#### Records for this task:
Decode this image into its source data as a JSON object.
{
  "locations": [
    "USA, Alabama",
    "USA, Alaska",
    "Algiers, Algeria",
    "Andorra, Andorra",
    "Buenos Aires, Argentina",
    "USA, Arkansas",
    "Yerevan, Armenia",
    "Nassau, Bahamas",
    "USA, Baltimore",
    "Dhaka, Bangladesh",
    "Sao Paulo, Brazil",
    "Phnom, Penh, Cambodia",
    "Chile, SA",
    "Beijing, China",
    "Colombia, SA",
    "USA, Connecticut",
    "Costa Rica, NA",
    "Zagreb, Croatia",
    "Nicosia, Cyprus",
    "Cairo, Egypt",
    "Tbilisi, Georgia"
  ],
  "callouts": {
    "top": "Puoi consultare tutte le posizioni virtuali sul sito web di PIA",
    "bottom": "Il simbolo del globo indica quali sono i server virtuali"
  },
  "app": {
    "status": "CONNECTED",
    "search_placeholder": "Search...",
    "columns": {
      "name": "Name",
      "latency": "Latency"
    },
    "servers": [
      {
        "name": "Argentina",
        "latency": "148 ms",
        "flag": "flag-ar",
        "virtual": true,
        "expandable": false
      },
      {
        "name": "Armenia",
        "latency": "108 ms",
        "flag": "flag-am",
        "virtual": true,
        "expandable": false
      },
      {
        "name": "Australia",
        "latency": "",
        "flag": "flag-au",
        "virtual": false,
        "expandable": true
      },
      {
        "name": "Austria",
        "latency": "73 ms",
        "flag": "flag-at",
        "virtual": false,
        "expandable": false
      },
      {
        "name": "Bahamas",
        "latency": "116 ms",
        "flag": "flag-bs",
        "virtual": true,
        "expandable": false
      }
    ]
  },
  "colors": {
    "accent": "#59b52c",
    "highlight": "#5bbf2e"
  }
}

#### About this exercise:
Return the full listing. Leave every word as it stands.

#### Answer section:
Decode this image into its source data as a JSON object.
{
  "locations": [
    "USA, Alabama",
    "USA, Alaska",
    "Algiers, Algeria",
    "Andorra, Andorra",
    "Buenos Aires, Argentina",
    "USA, Arkansas",
    "Yerevan, Armenia",
    "Nassau, Bahamas",
    "USA, Baltimore",
    "Dhaka, Bangladesh",
    "Sao Paulo, Brazil",
    "Phnom, Penh, Cambodia",
    "Chile, SA",
    "Beijing, China",
    "Colombia, SA",
    "USA, Connecticut",
    "Costa Rica, NA",
    "Zagreb, Croatia",
    "Nicosia, Cyprus",
    "Cairo, Egypt",
    "Tbilisi, Georgia"
  ],
  "callouts": {
    "top": "Puoi consultare tutte le posizioni virtuali sul sito web di PIA",
    "bottom": "Il simbolo del globo indica quali sono i server virtuali"
  },
  "app": {
    "status": "CONNECTED",
    "search_placeholder": "Search...",
    "columns": {
      "name": "Name",
      "latency": "Latency"
    },
    "servers": [
      {
        "name": "Argentina",
        "latency": "148 ms",
        "flag": "flag-ar",
        "virtual": true,
        "expandable": false
      },
      {
        "name": "Armenia",
        "latency": "108 ms",
        "flag": "flag-am",
        "virtual": true,
        "expandable": false
      },
      {
        "name": "Australia",
        "latency": "",
        "flag": "flag-au",
        "virtual": false,
        "expandable": true
      },
      {
        "name": "Austria",
        "latency": "73 ms",
        "flag": "flag-at",
        "virtual": false,
        "expandable": false
      },
      {
        "name": "Bahamas",
        "latency": "116 ms",
        "flag": "flag-bs",
        "virtual": true,
        "expandable": false
      }
    ]
  },
  "colors": {
    "accent": "#59b52c",
    "highlight": "#5bbf2e"
  }
}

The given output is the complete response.